> _Required action_
Your answer should be every line of the entries that has the string "icon" in it.

> _Material for this exercise_
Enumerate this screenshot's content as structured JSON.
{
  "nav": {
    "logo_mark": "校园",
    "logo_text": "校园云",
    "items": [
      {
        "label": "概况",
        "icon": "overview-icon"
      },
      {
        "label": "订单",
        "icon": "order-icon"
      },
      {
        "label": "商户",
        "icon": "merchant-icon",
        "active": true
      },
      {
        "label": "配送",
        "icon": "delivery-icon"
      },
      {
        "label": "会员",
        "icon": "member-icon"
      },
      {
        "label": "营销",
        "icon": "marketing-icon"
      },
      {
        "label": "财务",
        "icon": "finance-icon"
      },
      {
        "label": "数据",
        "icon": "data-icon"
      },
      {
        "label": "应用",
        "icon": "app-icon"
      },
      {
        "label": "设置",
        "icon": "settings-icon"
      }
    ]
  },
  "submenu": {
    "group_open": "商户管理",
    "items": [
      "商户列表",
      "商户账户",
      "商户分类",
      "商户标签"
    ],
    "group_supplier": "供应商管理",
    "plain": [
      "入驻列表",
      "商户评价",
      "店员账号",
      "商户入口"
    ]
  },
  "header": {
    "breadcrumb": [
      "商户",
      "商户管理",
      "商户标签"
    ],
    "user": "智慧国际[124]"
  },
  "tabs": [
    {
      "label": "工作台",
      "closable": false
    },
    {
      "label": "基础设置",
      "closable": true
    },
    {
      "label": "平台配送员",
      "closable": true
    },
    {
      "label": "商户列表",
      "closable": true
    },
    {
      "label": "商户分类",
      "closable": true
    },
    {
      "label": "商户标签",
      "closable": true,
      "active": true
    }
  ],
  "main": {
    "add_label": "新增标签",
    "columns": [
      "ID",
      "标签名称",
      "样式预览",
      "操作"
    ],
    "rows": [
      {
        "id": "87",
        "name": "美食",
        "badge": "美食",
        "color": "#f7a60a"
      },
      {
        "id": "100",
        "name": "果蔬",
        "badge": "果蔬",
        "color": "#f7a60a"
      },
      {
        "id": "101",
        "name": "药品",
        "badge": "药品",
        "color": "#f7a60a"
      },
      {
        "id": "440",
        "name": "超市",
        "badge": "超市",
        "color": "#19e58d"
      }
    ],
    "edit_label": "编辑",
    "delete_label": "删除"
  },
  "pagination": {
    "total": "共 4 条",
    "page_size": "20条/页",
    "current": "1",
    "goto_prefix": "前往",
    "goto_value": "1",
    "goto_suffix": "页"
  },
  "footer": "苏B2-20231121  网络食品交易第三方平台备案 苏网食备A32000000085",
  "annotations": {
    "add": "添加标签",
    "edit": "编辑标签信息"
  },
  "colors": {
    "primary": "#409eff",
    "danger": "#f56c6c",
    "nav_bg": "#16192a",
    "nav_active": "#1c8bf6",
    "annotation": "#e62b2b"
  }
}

> _Expected output_
        "icon": "overview-icon"
        "icon": "order-icon"
        "icon": "merchant-icon",
        "icon": "delivery-icon"
        "icon": "member-icon"
        "icon": "marketing-icon"
        "icon": "finance-icon"
        "icon": "data-icon"
        "icon": "app-icon"
        "icon": "settings-icon"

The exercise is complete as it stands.